Is Your Startup a Toothbrush or Candy?
If you’re in the startup world, you’ve probably heard the question, “Is your startup a painkiller or a vitamin?”. This question implies that either your company solves a painful problem or a mild, problem that is not top-of-mind. The urgency of a pain pill is much greater than the urgency of a vitamin. In other words, you want to solve a painful problem.
Did you know that the US vitamin market is 4-5 times bigger than the US painkiller market? Given the context above, this may seem odd. Ultimately it comes down to the fact that vitamins are swallowed daily, and most of us don’t need painkillers daily. In other words, it is better to be in the daily business than the occasional business.
I ask a different question. “Is your startup a toothbrush or candy?”
Google tends to invest in technologies and businesses that most of the population will use on a regular basis – like a toothbrush. The oral care products market is about $8B. Toothbrushes and toothpaste account for about $3B of the $8B US oral care market. Google doesn’t want to change people’s behavior. Everyone uses toothbrushes. You don’t need to educate people about toothbrushes because dentists do that for you.
Toothbrushes are like broccoli and vitamins; they don’t solve a problem today, but they save you huge medical fees down the line. Toothbrushes, broccoli and vitamins are not top-of-mind, but the US spends over $40B on them annually. Yet I hear investors say, “I only invest in startups that solve a problem that is top-of-mind”. I personally don’t get it. Perhaps this is why only 10% of funded companies succeed.
Intuit and Gusto are perfect examples of toothbrush companies. Nobody wants to pay for accounting or payroll software, but it’s necessary to avoid hefty penalties when the IRS comes knocking.
Contrary to current dogma, you can sell a product without a pain point. Candy’s $8 Billion US Market is a perfect example of this. Some of the most successful startups aren’t painkillers at all. While people say, “Facebook solves loneliness and boredom,” it really elates the public. Facebook is entertainment and exhibitionism wrapped up in an addictive package. Airbnb’s customers are elated by a more human experience. Zulily provides a more entertaining way to shop. These aren’t problems, but tasty little morsels that create addictive behavior, just like sugar.
Plea to Investors:
Stop trying to tell founders that their startups aren’t painkillers. Most of the best companies aren’t. Find another way to say, “I’m not interested”. The net result of this painkiller business is a bunch of founders trying to convince me that they are solving a problem similar to cancer. They aren’t.
Plea to Founders:
Stop selling your company as the cure to cancer when you’re a sugar pill or a toothbrush. Own it. Be the best damn sugar pill or toothbrush you possibly can be. Tinder doesn’t solve a problem, it helps their clientele get sugar more regularly.
Focus on how many hours a day, week, or month clients have a given desire or need. Toothbrushes are used twice a day for 2 minutes a pop, or an hour per month.

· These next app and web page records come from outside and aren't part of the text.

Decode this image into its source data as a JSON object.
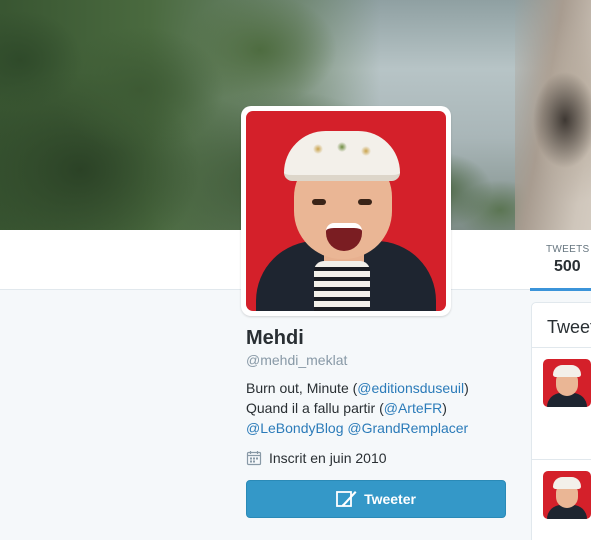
{
  "profile": {
    "name": "Mehdi",
    "handle": "@mehdi_meklat",
    "bio_line1_text": "Burn out, Minute (",
    "bio_line1_link": "@editionsduseuil",
    "bio_line1_end": ")",
    "bio_line2_text": "Quand il a fallu partir (",
    "bio_line2_link": "@ArteFR",
    "bio_line2_end": ")",
    "bio_line3_link1": "@LeBondyBlog",
    "bio_line3_link2": "@GrandRemplacer",
    "joined": "Inscrit en juin 2010",
    "joined_icon": "calendar-icon",
    "tweet_button_label": "Tweeter",
    "tweet_button_icon": "quill-icon"
  },
  "nav": {
    "stats": [
      {
        "label": "TWEETS",
        "value": "500"
      }
    ]
  },
  "timeline": {
    "title": "Tweets"
  },
  "colors": {
    "accent": "#3b94d9",
    "link": "#2b7bb9",
    "button": "#3498c8",
    "avatar_background": "#d4202a"
  }
}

If your customers spend that much or more time with your solution, you might be Google-worthy. Recently I invested in a startup called Cubspot. On average, mothers spend over an hour a month just on scheduling their kid’s lives. Cubspot is creating the best possible solution for this immense time sink. If parents don’t schedule their kids early, they pay for it later. It isn’t a painkiller. Cubspot is a Google-worthy toothbrush.
Airbnb began as solving a small problem (i.e. a design conference needed a few rooms and Brian Chesky offered three air mattresses in their loft apartment to attendees) and later ended up solving a bigger problem (i.e. The Democratic National Convention with Barack Obama was moved to the 80,000 seat football stadium where the Denver Broncos play and needed to host 80,000 people and there weren’t enough hotel rooms to hold them all). Read the whole story here.
Branch Metrics A successful venture is like a ‘painkiller. “Just keep building,” she advises. “Make sure you don’t get too enamored to one idea. And don’t come up with ideas in a vacuum. There is this concept of painkillers and vitamins. Our first two ideas were vitamins, versus Branch, which is a painkiller. It was a need we faced. A lot of business school teams sit in a room — and we were no different — and come up with vitamin ideas.”
Another perspective… Is Your Product a ‘Vitamin’ or a ‘Painkiller’?
Author: Jesse Lawrence
Founder and CEO of Boulder Bits. Sci-fi lover, game theory strategist, and idea generator.